AIM OF THE TASK ::
The pictures must be left out, while the rest of the data is copied exactly.
--- DATASET ENTRIES ---
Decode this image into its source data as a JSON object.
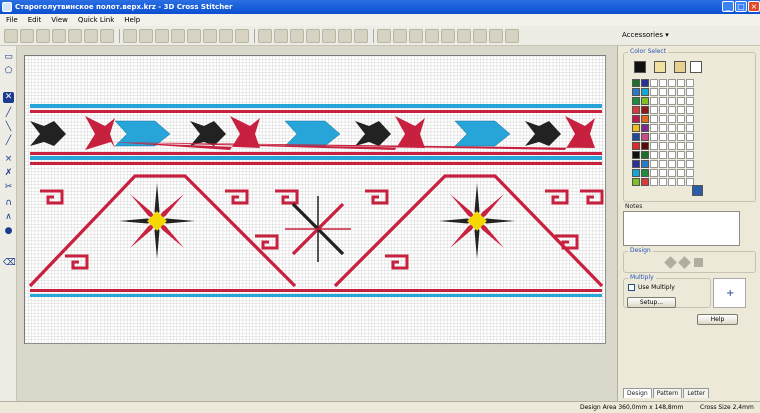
{
  "window": {
    "title": "Староголутвинское полот.верх.krz - 3D Cross Stitcher"
  },
  "menu": [
    "File",
    "Edit",
    "View",
    "Quick Link",
    "Help"
  ],
  "toolbar": {
    "accessories": "Accessories ▾"
  },
  "panel": {
    "color_select": "Color Select",
    "notes": "Notes",
    "design": "Design",
    "multiply": "Multiply",
    "use_multiply": "Use Multiply",
    "setup": "Setup...",
    "help": "Help",
    "tabs": [
      "Design",
      "Pattern",
      "Letter"
    ],
    "palette": [
      "#1f6f2b",
      "#2c2f9a",
      "#2a78c8",
      "#15a7d4",
      "#1e8c3a",
      "#7fbf2a",
      "#d63a3a",
      "#8b1a1a",
      "#c0184a",
      "#e06a1a",
      "#f0c020",
      "#7a2a8a",
      "#1b4aa0",
      "#c74a8a",
      "#e02a2a",
      "#5a0a0a",
      "#101010"
    ]
  },
  "colors": {
    "red": "#c8213f",
    "black": "#222222",
    "blue": "#28a5d8",
    "yellow": "#f5d800",
    "grid": "#bdbdbd"
  },
  "status": {
    "design_area": "Design Area  360,0mm x 148,8mm",
    "cross_size": "Cross Size  2,4mm"
  }
}
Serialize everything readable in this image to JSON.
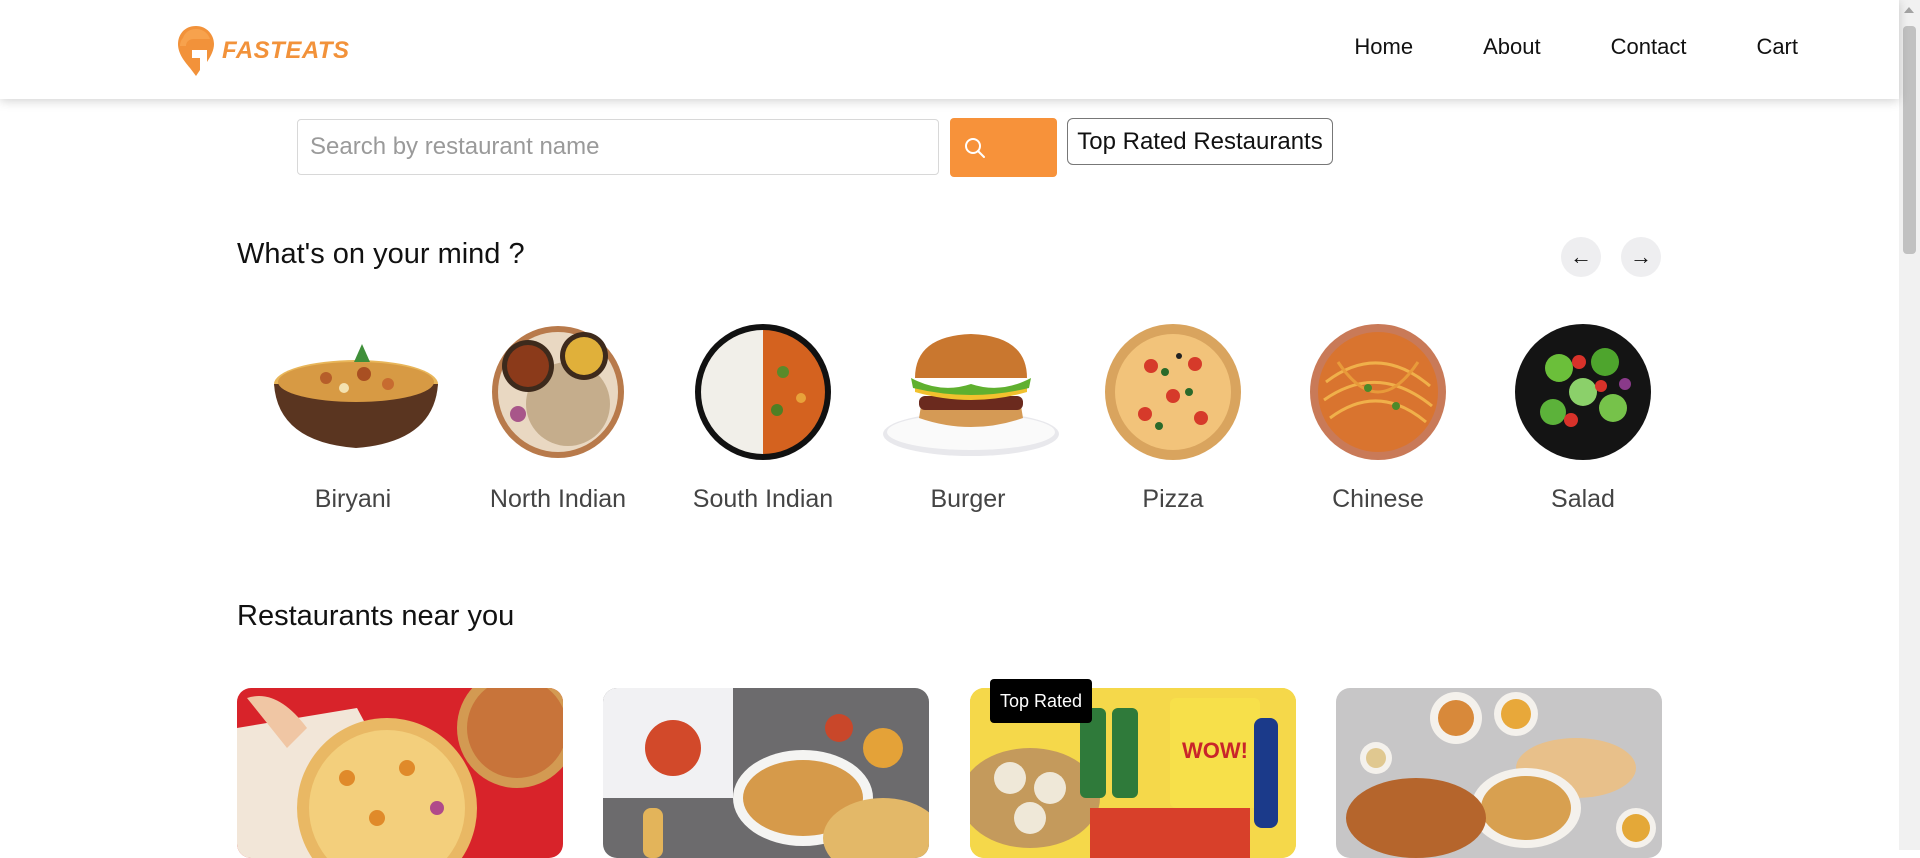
{
  "brand": {
    "name": "FASTEATS",
    "color": "#f2923a"
  },
  "nav": {
    "items": [
      "Home",
      "About",
      "Contact",
      "Cart"
    ]
  },
  "search": {
    "placeholder": "Search by restaurant name",
    "button_icon": "search-icon",
    "button_color": "#f7923a"
  },
  "filter": {
    "top_rated_label": "Top Rated Restaurants"
  },
  "mind_section": {
    "title": "What's on your mind ?",
    "prev_icon": "←",
    "next_icon": "→",
    "categories": [
      "Biryani",
      "North Indian",
      "South Indian",
      "Burger",
      "Pizza",
      "Chinese",
      "Salad"
    ]
  },
  "restaurants_section": {
    "title": "Restaurants near you",
    "badge": "Top Rated"
  }
}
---
WORKED SOLUTION ::
Decode this image into its source data as a JSON object.
{
  "window": {
    "title": "Староголутвинское полот.верх.krz - 3D Cross Stitcher"
  },
  "menu": [
    "File",
    "Edit",
    "View",
    "Quick Link",
    "Help"
  ],
  "toolbar": {
    "accessories": "Accessories ▾"
  },
  "panel": {
    "color_select": "Color Select",
    "notes": "Notes",
    "design": "Design",
    "multiply": "Multiply",
    "use_multiply": "Use Multiply",
    "setup": "Setup...",
    "help": "Help",
    "tabs": [
      "Design",
      "Pattern",
      "Letter"
    ],
    "palette": [
      "#1f6f2b",
      "#2c2f9a",
      "#2a78c8",
      "#15a7d4",
      "#1e8c3a",
      "#7fbf2a",
      "#d63a3a",
      "#8b1a1a",
      "#c0184a",
      "#e06a1a",
      "#f0c020",
      "#7a2a8a",
      "#1b4aa0",
      "#c74a8a",
      "#e02a2a",
      "#5a0a0a",
      "#101010"
    ]
  },
  "colors": {
    "red": "#c8213f",
    "black": "#222222",
    "blue": "#28a5d8",
    "yellow": "#f5d800",
    "grid": "#bdbdbd"
  },
  "status": {
    "design_area": "Design Area  360,0mm x 148,8mm",
    "cross_size": "Cross Size  2,4mm"
  }
}
Serialize everything readable in this image to JSON.
{
  "brand": {
    "name": "FASTEATS",
    "color": "#f2923a"
  },
  "nav": {
    "items": [
      "Home",
      "About",
      "Contact",
      "Cart"
    ]
  },
  "search": {
    "placeholder": "Search by restaurant name",
    "button_icon": "search-icon",
    "button_color": "#f7923a"
  },
  "filter": {
    "top_rated_label": "Top Rated Restaurants"
  },
  "mind_section": {
    "title": "What's on your mind ?",
    "prev_icon": "←",
    "next_icon": "→",
    "categories": [
      "Biryani",
      "North Indian",
      "South Indian",
      "Burger",
      "Pizza",
      "Chinese",
      "Salad"
    ]
  },
  "restaurants_section": {
    "title": "Restaurants near you",
    "badge": "Top Rated"
  }
}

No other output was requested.